The move to make Internet.org more transparent and inclusive comes just two weeks after Facebook founder Mark Zuckerberg was forced to defend the initiative, following a number of Indian firms withdrawing from a sponsored content arrangement and the country’s telecoms regulator saying that zero-rating access may violate the principles of net neutrality.

In a statement posted on its site, Facebook said the goal of the new Internet.org Platform is to work with as many content and app developers and entrepreneurs as possible to extend the benefits of connectivity. While it wants to give people free services so they can discover the wider internet, it said its aim is for them to ultimately become paying users of the internet.

Reiterating some of the points Zuckerberg made in his defence of free-access deals, it said at the core of its efforts are non-exclusive partnerships with mobile operators to offer free basic internet services.

The statement went on to say that the websites were designed to be simple and data efficient “so operators can offer these for free in an economically sustainable way. Websites do not pay to be included, and operators don’t charge developers for the data people use for their services”.

It explained that because the services have to be specially built, Facebook started by offering just a few and now plans to expand that with the launch of the platform, which will be free for any developer.

Developers joining, however, need to follow the three principles it has followed in building Facebook and Messenger for Internet.org:

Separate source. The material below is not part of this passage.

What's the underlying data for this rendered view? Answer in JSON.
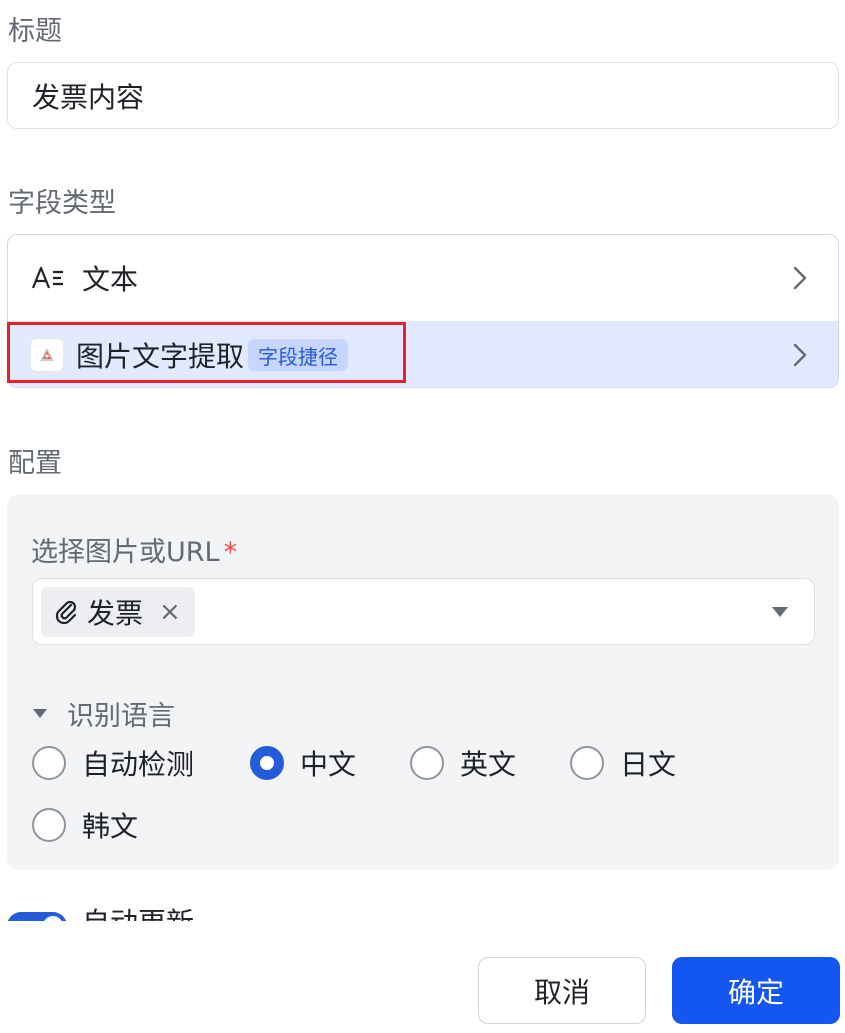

1. Services should encourage the exploration of the broader internet wherever possible
2. To sustainably deliver free basic internet services, apps need to be built that use data very efficiently
3. Websites must be built to be optimised for browsing on both feature and smartphones and in limited bandwidth scenarios. In addition, websites must be integrated with Internet.org to allow zero rating and therefore can’t require JavaScript or SSL/TLS/HTTPS.